Lines containing the word "Elementen" are the ones to copy from the records below.

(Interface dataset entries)
- Opening Delimiter -

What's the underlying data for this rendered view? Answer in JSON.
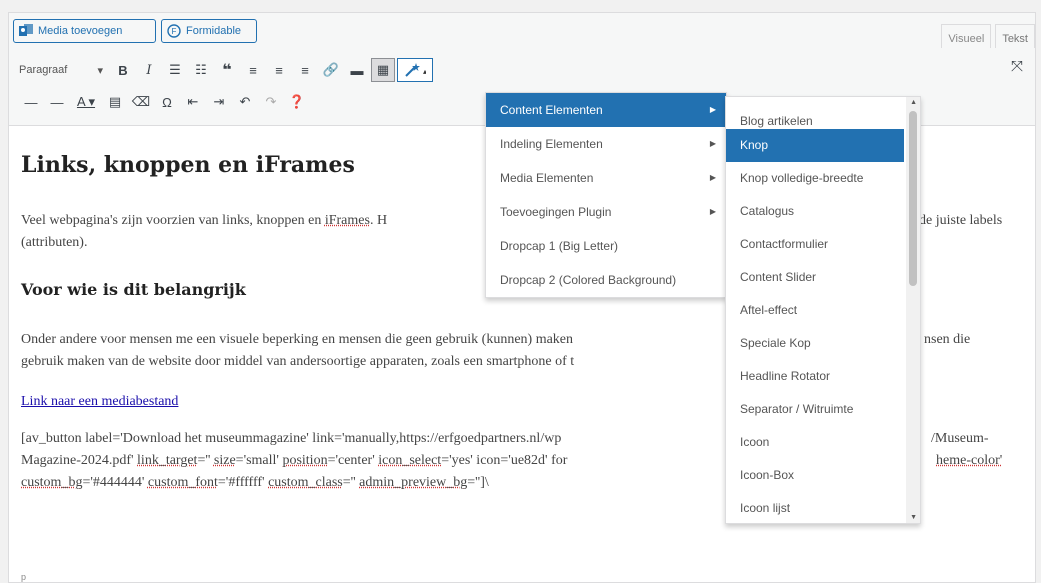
{
  "media_bar": {
    "add_media": "Media toevoegen",
    "formidable": "Formidable"
  },
  "modes": {
    "visual": "Visueel",
    "text": "Tekst"
  },
  "toolbar": {
    "format": "Paragraaf",
    "bold": "B",
    "italic": "I"
  },
  "content": {
    "heading": "Links, knoppen en iFrames",
    "p1_a": "Veel webpagina's zijn voorzien van links, knoppen en ",
    "p1_iframes": "iFrames",
    "p1_b": ". H",
    "p1_tail": "de juiste labels",
    "p1_line2": "(attributen).",
    "heading2": "Voor wie is dit belangrijk",
    "p2_line1": "Onder andere voor mensen me een visuele beperking en mensen die geen gebruik (kunnen) maken",
    "p2_tail": "nsen die",
    "p2_line2": "gebruik maken van de website door middel van andersoortige apparaten, zoals een smartphone of t",
    "link": "Link naar een mediabestand",
    "shortcode_l1": "[av_button label='Download het museummagazine' link='manually,https://erfgoedpartners.nl/wp",
    "shortcode_l1_tail": "/Museum-",
    "shortcode_l2a": "Magazine-2024.pdf' ",
    "shortcode_l2_link_target": "link_target",
    "shortcode_l2b": "='' ",
    "shortcode_l2_size": "size",
    "shortcode_l2c": "='small' ",
    "shortcode_l2_position": "position",
    "shortcode_l2d": "='center' ",
    "shortcode_l2_icon_select": "icon_select",
    "shortcode_l2e": "='yes' icon='ue82d' for",
    "shortcode_l2_tail": "heme-color'",
    "shortcode_l3_custom_bg": "custom_bg",
    "shortcode_l3a": "='#444444' ",
    "shortcode_l3_custom_font": "custom_font",
    "shortcode_l3b": "='#ffffff' ",
    "shortcode_l3_custom_class": "custom_class",
    "shortcode_l3c": "='' ",
    "shortcode_l3_admin": "admin_preview_bg",
    "shortcode_l3d": "='']\\",
    "path": "p"
  },
  "menu1": [
    {
      "label": "Content Elementen",
      "submenu": true,
      "active": true
    },
    {
      "label": "Indeling Elementen",
      "submenu": true
    },
    {
      "label": "Media Elementen",
      "submenu": true
    },
    {
      "label": "Toevoegingen Plugin",
      "submenu": true
    },
    {
      "label": "Dropcap 1 (Big Letter)",
      "submenu": false
    },
    {
      "label": "Dropcap 2 (Colored Background)",
      "submenu": false
    }
  ],
  "menu2": [
    "Blog artikelen",
    "Knop",
    "Knop volledige-breedte",
    "Catalogus",
    "Contactformulier",
    "Content Slider",
    "Aftel-effect",
    "Speciale Kop",
    "Headline Rotator",
    "Separator / Witruimte",
    "Icoon",
    "Icoon-Box",
    "Icoon lijst"
  ],
  "colors": {
    "accent": "#2271b1",
    "link": "#1a0dab"
  }
}
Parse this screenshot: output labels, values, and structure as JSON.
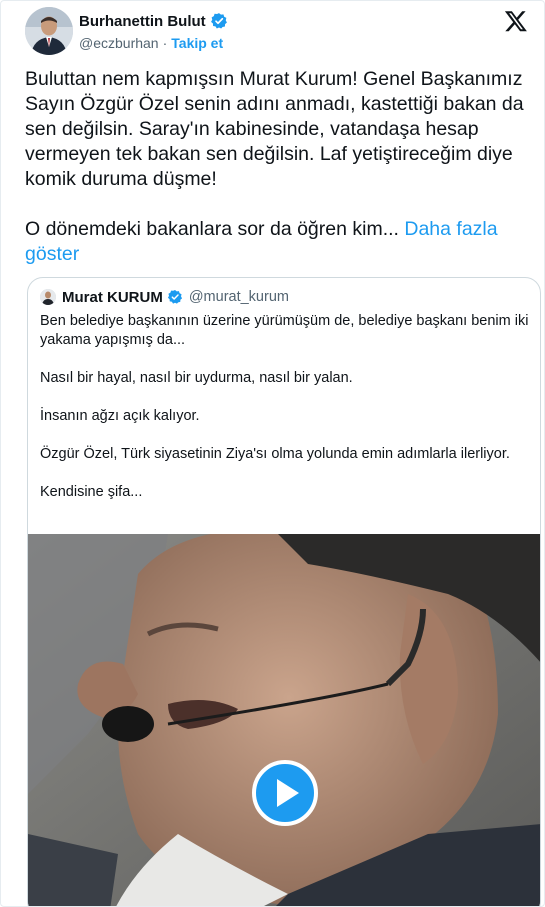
{
  "author": {
    "name": "Burhanettin Bulut",
    "handle": "@eczburhan",
    "separator": "·",
    "follow_label": "Takip et"
  },
  "tweet": {
    "paragraph_1": "Buluttan nem kapmışsın Murat Kurum! Genel Başkanımız Sayın Özgür Özel senin adını anmadı, kastettiği bakan da sen değilsin. Saray'ın kabinesinde, vatandaşa hesap vermeyen tek bakan sen değilsin. Laf yetiştireceğim diye komik duruma düşme!",
    "paragraph_2": "O dönemdeki bakanlara sor da öğren kim... ",
    "show_more_label": "Daha fazla göster"
  },
  "quoted": {
    "name": "Murat KURUM",
    "handle": "@murat_kurum",
    "lines": [
      "Ben belediye başkanının üzerine yürümüşüm de, belediye başkanı benim iki yakama yapışmış da...",
      "Nasıl bir hayal, nasıl bir uydurma, nasıl bir yalan.",
      "İnsanın ağzı açık kalıyor.",
      "Özgür Özel, Türk siyasetinin Ziya'sı olma yolunda emin adımlarla ilerliyor.",
      "Kendisine şifa..."
    ]
  },
  "icons": {
    "verified": "verified-badge-icon",
    "brand": "x-logo-icon",
    "play": "play-icon"
  },
  "colors": {
    "accent": "#1d9bf0",
    "text": "#0f1419",
    "secondary": "#536471",
    "border": "#cfd9de"
  }
}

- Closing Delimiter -

Answer space:
      "label": "Content Elementen",
      "label": "Indeling Elementen",
      "label": "Media Elementen",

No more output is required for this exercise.